The long wait to officially sign his letter of intent with the Ohio State University is now over for four-star class of 2018 running back Master Teague.
Committing to Ohio State over the likes of Georgia, Auburn, and others after having the chance to sit down with Urban Meyer and the Ohio State coaching staff during a visit to the Columbus campus for a summer camp, Teague puts pen to paper nearly seven months after giving OSU his verbal pledge.
Teague spoke to Land-Grant Holy Land back in the fall about what led him to end his recruitment in favor of the Buckeyes soon after announcing his commitment.
“There were several things that caused me to like OSU. I really liked their culture. I liked what they do with Real Life Wednesdays. I like the internships I saw their guys go on. I like the Athletes in Action opportunities. I like that Coach Meyer is not only feel responsible for helping his guys get an education but also getting a job. I like that we will be able to win a national championship. I am a very motivated person but the coaches at OSU added more motivation in me that was unique.”
While he didn’t earn his scholarship offer from the Buckeye coaching staff as an underclassman like many others, Teague has proven that he has what it takes to lead an offense down the field time and time again as a member of the Blackman Blaze (TN).
Rushing for over 2,000 yards and 24 touchdowns as a junior, Teague was well on his way to another excellent season before sustaining an ankle injury that cut his senior campaign short. Although things didn’t end the way he would’ve liked, the 5’11, 210-pounder accounted for around 725 yards and 11 scores on the ground during his final year with the Blaze.
Joining a stacked Ohio State backfield that will consist of players such as Mike Weber, J.K. Dobbins, Antonio Williams, Demario McCall, and fellow 2018 commit Brian Snead, Teague, the 12th running back, and 259th overall prospect in the class of 2018, according to the 247Sports Composite Rankings, might end up behind the eight ball when it comes to early playing time during his first season with the Buckeyes.
Needing bodies on special teams, Teague, like other true freshman, could see the field next year, but most likely will be inline for a redshirt season. Sitting out next season to bounce back fully from the left ankle injury and learn the playbook might be in his best interest, as it has worked out for many Buckeyes including current Ohio State standout Mike Weber, who wasn’t 100% early on at OSU.
Teague’s skill set on the football field is extremely rare. At 5-foot-11, 210 pounds, Teague runs a 4.31 40 time(!!!!!). For comparison, Ohio State running back Mike Weber is 5-foot-10, 214 pounds, and runs a 4.52 40 time. That’s not saying that Weber is slow, it’s just saying that Teague is a freak athlete.
With Teague, as is usually the case with freak high school athletes, he’s pretty raw, and has some developing to do on the technical side of the running back position.
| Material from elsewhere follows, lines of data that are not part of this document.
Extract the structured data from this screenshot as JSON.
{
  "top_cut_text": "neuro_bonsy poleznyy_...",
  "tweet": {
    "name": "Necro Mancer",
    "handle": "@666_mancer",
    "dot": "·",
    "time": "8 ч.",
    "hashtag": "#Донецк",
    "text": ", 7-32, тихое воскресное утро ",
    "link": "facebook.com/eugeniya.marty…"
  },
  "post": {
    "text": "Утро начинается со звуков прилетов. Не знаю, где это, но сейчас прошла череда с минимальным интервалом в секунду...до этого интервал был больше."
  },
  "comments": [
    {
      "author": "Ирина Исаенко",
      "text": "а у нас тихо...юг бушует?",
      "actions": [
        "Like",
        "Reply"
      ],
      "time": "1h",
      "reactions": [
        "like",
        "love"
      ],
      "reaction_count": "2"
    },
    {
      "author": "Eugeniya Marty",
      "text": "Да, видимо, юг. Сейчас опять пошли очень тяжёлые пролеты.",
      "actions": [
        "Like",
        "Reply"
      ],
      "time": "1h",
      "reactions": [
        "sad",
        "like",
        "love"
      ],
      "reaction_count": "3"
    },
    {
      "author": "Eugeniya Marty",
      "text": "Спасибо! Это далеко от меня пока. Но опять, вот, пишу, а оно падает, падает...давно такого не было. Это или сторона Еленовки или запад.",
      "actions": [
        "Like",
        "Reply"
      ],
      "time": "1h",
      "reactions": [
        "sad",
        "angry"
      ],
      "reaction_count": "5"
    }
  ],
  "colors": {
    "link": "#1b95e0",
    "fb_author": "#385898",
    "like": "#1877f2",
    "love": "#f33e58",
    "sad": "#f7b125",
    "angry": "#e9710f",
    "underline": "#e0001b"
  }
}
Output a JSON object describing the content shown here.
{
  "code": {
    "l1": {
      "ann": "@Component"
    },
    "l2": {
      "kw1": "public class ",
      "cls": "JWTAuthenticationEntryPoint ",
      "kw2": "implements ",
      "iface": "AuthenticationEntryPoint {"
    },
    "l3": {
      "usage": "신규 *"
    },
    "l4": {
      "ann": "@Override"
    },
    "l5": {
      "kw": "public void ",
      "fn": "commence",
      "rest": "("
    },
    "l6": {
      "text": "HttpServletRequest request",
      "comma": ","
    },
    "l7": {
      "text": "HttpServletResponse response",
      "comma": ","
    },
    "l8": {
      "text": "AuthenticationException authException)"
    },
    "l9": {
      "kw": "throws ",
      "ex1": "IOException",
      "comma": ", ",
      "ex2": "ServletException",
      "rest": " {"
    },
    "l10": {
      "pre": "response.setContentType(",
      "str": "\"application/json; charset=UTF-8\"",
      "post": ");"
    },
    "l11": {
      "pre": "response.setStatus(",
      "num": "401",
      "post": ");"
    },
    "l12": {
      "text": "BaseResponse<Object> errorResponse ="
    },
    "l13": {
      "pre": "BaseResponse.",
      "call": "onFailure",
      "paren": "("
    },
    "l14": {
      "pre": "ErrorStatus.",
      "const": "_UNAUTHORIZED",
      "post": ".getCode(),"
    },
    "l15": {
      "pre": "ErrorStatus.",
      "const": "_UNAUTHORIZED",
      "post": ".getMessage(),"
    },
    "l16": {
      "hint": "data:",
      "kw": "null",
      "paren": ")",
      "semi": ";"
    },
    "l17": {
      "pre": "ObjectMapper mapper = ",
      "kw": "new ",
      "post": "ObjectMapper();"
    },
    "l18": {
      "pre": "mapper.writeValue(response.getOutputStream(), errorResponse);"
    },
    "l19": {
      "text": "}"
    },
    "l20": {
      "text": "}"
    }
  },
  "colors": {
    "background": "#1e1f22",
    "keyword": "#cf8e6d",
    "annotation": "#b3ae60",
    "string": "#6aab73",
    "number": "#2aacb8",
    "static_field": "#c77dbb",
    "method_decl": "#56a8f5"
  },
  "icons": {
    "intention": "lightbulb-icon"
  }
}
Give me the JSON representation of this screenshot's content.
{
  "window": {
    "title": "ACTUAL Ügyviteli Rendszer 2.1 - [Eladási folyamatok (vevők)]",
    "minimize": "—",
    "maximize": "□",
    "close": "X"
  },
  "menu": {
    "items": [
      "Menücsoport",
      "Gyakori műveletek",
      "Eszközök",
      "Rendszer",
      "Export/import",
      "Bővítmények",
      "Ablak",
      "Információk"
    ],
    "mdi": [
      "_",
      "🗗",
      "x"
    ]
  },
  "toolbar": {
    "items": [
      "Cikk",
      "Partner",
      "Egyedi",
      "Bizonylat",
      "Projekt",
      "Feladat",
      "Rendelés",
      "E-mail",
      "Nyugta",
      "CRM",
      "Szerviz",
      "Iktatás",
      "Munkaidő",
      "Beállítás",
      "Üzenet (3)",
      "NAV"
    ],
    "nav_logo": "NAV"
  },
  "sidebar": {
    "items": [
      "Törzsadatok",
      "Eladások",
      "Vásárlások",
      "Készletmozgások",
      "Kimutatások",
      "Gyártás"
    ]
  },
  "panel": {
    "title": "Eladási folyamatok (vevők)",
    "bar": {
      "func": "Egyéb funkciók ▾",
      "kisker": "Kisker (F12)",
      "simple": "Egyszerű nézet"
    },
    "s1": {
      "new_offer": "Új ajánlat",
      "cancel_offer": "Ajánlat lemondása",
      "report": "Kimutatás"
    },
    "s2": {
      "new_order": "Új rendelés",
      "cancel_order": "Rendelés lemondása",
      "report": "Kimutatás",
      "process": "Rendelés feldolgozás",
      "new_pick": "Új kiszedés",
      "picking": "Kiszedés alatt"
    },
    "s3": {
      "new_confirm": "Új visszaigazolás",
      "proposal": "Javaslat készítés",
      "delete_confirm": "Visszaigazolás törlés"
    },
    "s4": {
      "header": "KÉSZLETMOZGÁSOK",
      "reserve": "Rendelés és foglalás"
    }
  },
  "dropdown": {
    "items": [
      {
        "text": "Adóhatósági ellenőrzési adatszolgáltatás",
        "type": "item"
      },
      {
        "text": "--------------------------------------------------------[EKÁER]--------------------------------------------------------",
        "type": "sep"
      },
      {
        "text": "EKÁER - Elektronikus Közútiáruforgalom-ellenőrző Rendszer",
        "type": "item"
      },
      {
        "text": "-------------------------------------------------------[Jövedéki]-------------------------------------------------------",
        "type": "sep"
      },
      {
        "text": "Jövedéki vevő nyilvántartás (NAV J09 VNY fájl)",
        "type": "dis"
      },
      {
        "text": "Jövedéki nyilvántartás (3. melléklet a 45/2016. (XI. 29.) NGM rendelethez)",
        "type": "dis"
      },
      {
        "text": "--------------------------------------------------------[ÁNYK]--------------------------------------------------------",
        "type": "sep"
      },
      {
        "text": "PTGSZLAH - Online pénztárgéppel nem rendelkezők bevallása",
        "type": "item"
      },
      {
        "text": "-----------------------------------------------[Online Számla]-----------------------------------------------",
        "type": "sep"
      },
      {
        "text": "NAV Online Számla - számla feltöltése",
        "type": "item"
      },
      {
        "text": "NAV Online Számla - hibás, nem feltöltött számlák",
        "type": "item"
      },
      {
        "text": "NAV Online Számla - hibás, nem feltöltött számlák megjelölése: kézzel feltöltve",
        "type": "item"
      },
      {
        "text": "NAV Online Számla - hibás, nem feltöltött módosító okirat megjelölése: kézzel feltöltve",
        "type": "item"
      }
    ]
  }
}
He’ll need to learn the nuances of the position before he sees the field in Columbus, and thankfully for him, Tony Alford is one of the best running back coaches in the business.
With the sheer amount of raw talent and athleticism that Teague possesses, if he continues to work at honing his craft at Ohio State, he could be in the NFL a few years from now. As a runner, Teague is already very skilled. He has very solid footwork, cuts up the field with purpose, hits holes quickly, runs downhill, and plays with a lot of power. His ability to cut, paired with his strength, is a very dangerous, and very rare combination.
He still needs to work on the things a lot of young running backs need to work on. His patience is good, but it could be better. He has a tendency to get tunnel vision, he needs to survey the entire field so he doesn’t miss open holes, opting instead for more contact, and usually, less yardage. He also needs a lot of help in the passing game, both blocking and receiving, though there’s another back in this class that will likely do a lot of the receiving out of the backfield in place of Teague.